(ENTRIES PROVIDED Opens)

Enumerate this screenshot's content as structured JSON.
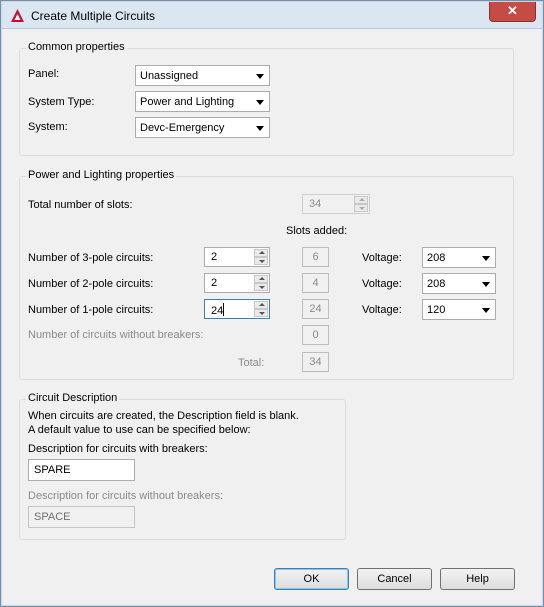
{
  "window": {
    "title": "Create Multiple Circuits",
    "close_glyph": "✕",
    "icon": "app-a-icon",
    "accent": "#c74b45"
  },
  "common": {
    "title": "Common properties",
    "panel_label": "Panel:",
    "panel_value": "Unassigned",
    "system_type_label": "System Type:",
    "system_type_value": "Power and Lighting",
    "system_label": "System:",
    "system_value": "Devc-Emergency"
  },
  "power": {
    "title": "Power and Lighting properties",
    "total_slots_label": "Total number of slots:",
    "total_slots_value": "34",
    "slots_added_header": "Slots added:",
    "rows": [
      {
        "label": "Number of 3-pole circuits:",
        "count": "2",
        "slots": "6",
        "voltage_label": "Voltage:",
        "voltage": "208"
      },
      {
        "label": "Number of 2-pole circuits:",
        "count": "2",
        "slots": "4",
        "voltage_label": "Voltage:",
        "voltage": "208"
      },
      {
        "label": "Number of 1-pole circuits:",
        "count": "24",
        "slots": "24",
        "voltage_label": "Voltage:",
        "voltage": "120"
      }
    ],
    "no_breakers_label": "Number of circuits without breakers:",
    "no_breakers_value": "0",
    "total_label": "Total:",
    "total_value": "34"
  },
  "description": {
    "title": "Circuit Description",
    "info_line1": "When circuits are created, the Description field is blank.",
    "info_line2": "A default value to use can be specified below:",
    "with_label": "Description for circuits with breakers:",
    "with_value": "SPARE",
    "without_label": "Description for circuits without breakers:",
    "without_value": "SPACE"
  },
  "buttons": {
    "ok": "OK",
    "cancel": "Cancel",
    "help": "Help"
  }
}
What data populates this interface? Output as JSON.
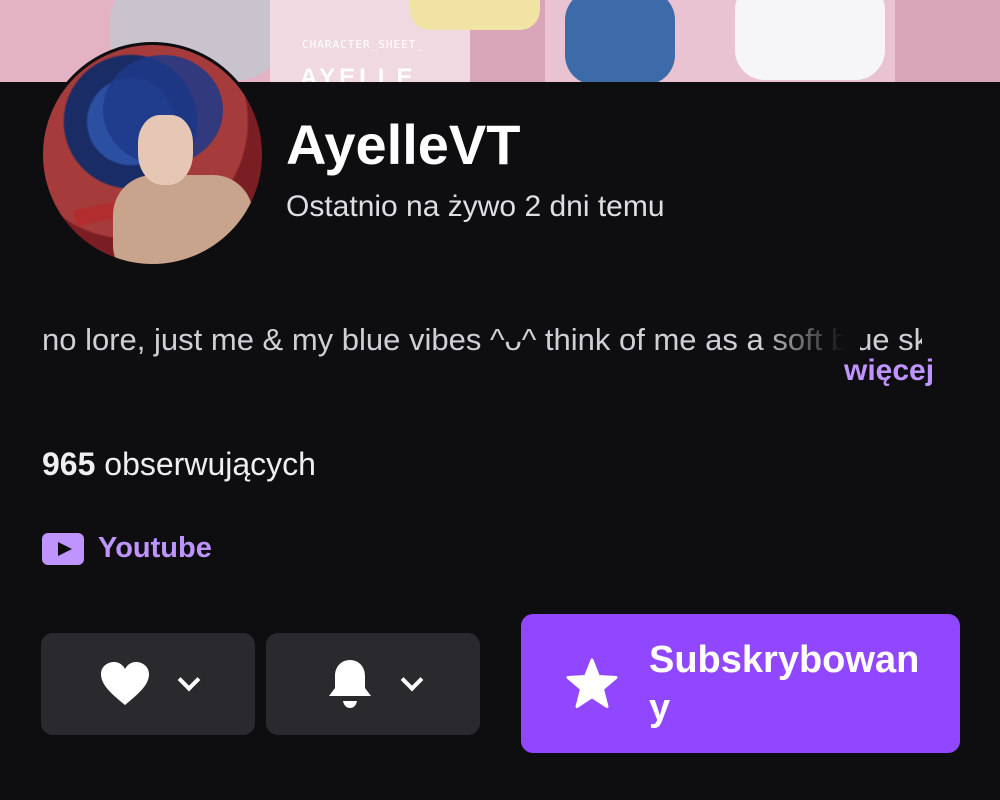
{
  "banner": {
    "sheet_label": "CHARACTER_SHEET_",
    "sheet_title": "AYELLE"
  },
  "channel": {
    "name": "AyelleVT",
    "last_live": "Ostatnio na żywo 2 dni temu",
    "bio": "no lore, just me & my blue vibes ^ᴗ^ think of me as a soft blue sky or a soothing blue wave, here to",
    "more_label": "więcej",
    "followers_count": "965",
    "followers_label": "obserwujących"
  },
  "social": {
    "icon": "youtube-icon",
    "label": "Youtube"
  },
  "actions": {
    "follow_icon": "heart-icon",
    "notify_icon": "bell-icon",
    "subscribe_icon": "star-icon",
    "subscribe_label": "Subskrybowany"
  },
  "colors": {
    "accent": "#9147ff",
    "accent_text": "#bf94ff",
    "background": "#0e0e10",
    "button_bg": "#2a2a2e"
  }
}
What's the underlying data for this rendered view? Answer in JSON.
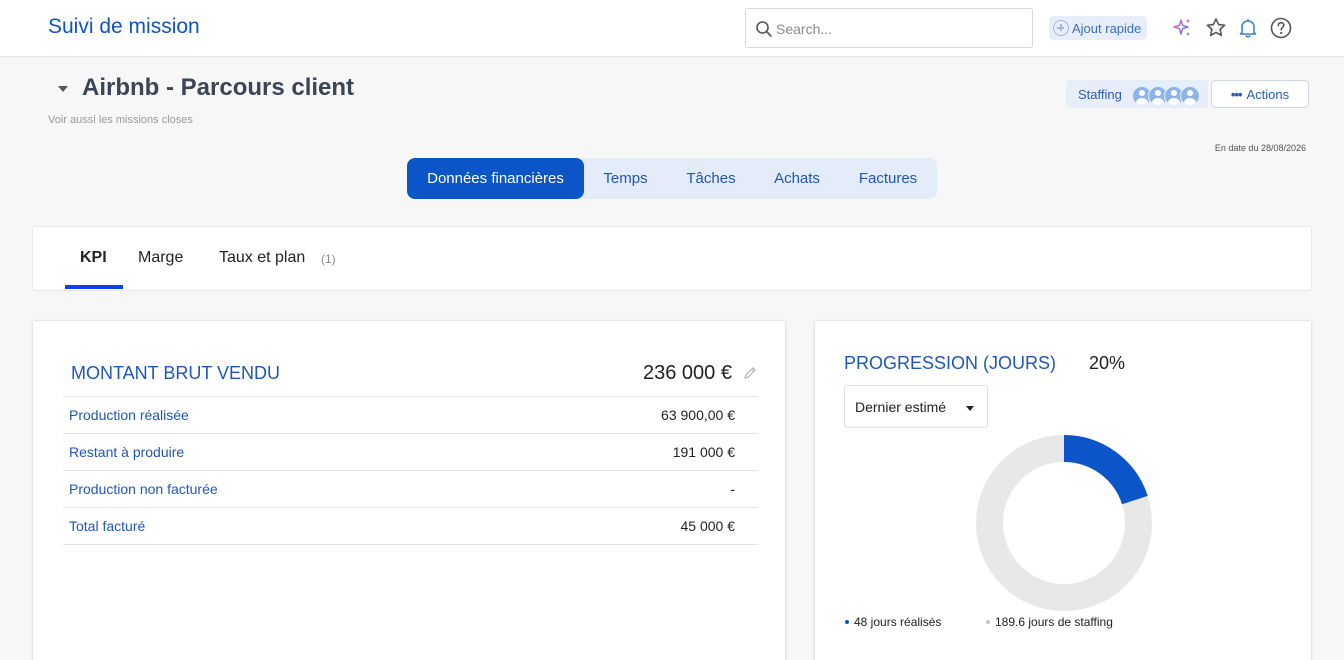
{
  "app": {
    "title": "Suivi de mission"
  },
  "search": {
    "placeholder": "Search..."
  },
  "topbar": {
    "quick_add": "Ajout rapide"
  },
  "colors": {
    "accent": "#0b55c8",
    "progress": "#0b55c8",
    "track": "#e8e8e8",
    "remaining_dot": "#c8c8c8"
  },
  "header": {
    "title": "Airbnb - Parcours client",
    "closed_link": "Voir aussi les missions closes",
    "staffing_label": "Staffing",
    "actions_label": "Actions",
    "as_of": "En date du 28/08/2026"
  },
  "main_tabs": [
    {
      "label": "Données financières",
      "active": true
    },
    {
      "label": "Temps",
      "active": false
    },
    {
      "label": "Tâches",
      "active": false
    },
    {
      "label": "Achats",
      "active": false
    },
    {
      "label": "Factures",
      "active": false
    }
  ],
  "sub_tabs": [
    {
      "label": "KPI",
      "active": true
    },
    {
      "label": "Marge",
      "active": false
    },
    {
      "label": "Taux et plan",
      "count": "(1)",
      "active": false
    }
  ],
  "gross": {
    "label": "MONTANT BRUT VENDU",
    "value": "236 000 €",
    "rows": [
      {
        "label": "Production réalisée",
        "value": "63 900,00 €"
      },
      {
        "label": "Restant à produire",
        "value": "191 000 €"
      },
      {
        "label": "Production non facturée",
        "value": "-"
      },
      {
        "label": "Total facturé",
        "value": "45 000 €"
      }
    ]
  },
  "progress": {
    "label": "PROGRESSION (JOURS)",
    "value": "20%",
    "fraction": 0.2,
    "select_value": "Dernier estimé",
    "legend_done": "48 jours réalisés",
    "legend_staffing": "189.6 jours de staffing"
  }
}
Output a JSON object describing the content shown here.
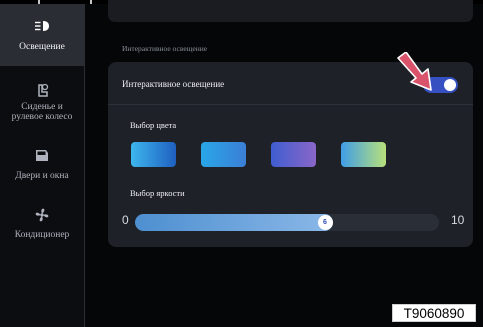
{
  "sidebar": {
    "items": [
      {
        "label": "Освещение",
        "icon": "headlight-icon",
        "active": true
      },
      {
        "label": "Сиденье и\nрулевое колесо",
        "icon": "seat-steering-icon",
        "active": false
      },
      {
        "label": "Двери и окна",
        "icon": "door-window-icon",
        "active": false
      },
      {
        "label": "Кондиционер",
        "icon": "fan-icon",
        "active": false
      }
    ]
  },
  "main": {
    "section_title": "Интерактивное освещение",
    "toggle_row": {
      "label": "Интерактивное освещение",
      "enabled": true
    },
    "color_title": "Выбор цвета",
    "swatches": [
      {
        "gradient_start": "#3db7ee",
        "gradient_end": "#1f5fc0"
      },
      {
        "gradient_start": "#29a6e8",
        "gradient_end": "#3b7fd6"
      },
      {
        "gradient_start": "#3f5ed0",
        "gradient_end": "#8a66c8"
      },
      {
        "gradient_start": "#3f9ee6",
        "gradient_end": "#b8e07a"
      }
    ],
    "brightness_title": "Выбор яркости",
    "brightness": {
      "min": "0",
      "max": "10",
      "value": 6,
      "value_label": "6"
    }
  },
  "accent_color": "#3650c2",
  "arrow_color": "#d9536a",
  "image_code": "T9060890"
}
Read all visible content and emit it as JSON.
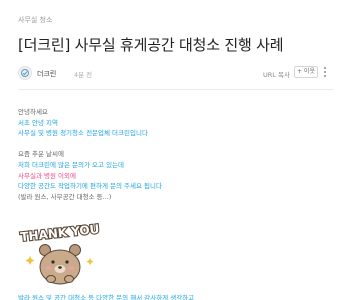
{
  "category": "사무실 청소",
  "title": "[더크린] 사무실 휴게공간 대청소 진행 사례",
  "author": {
    "name": "더크린",
    "time": "4분 전"
  },
  "actions": {
    "url_copy": "URL 복사",
    "neighbor": "+ 이웃"
  },
  "body": {
    "greeting": "안녕하세요",
    "p1": [
      "서초 안녕 지역",
      "사무실 및 병원 정기청소 전문업체 더크린입니다"
    ],
    "p2": [
      "요즘 추운 날씨에",
      "저희 더크린에 많은 문의가 오고 있는데",
      "사무실과 병원 이외에",
      "다양한 공간도 작업하기에 편하게 문의 주세요 됩니다",
      "(발라 원스, 사무공간 대청소 등...)"
    ],
    "bottom": "발라 원스 및 공간 대청소 등 다양한 문의 해서 감사하게 생각하고"
  },
  "sticker": {
    "text": "THANK YOU"
  },
  "colors": {
    "blue": "#1da3e2",
    "pink": "#f0478a",
    "gray": "#666666"
  }
}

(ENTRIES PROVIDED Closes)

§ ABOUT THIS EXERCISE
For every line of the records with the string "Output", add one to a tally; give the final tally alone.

§ FINISHED EXERCISE
2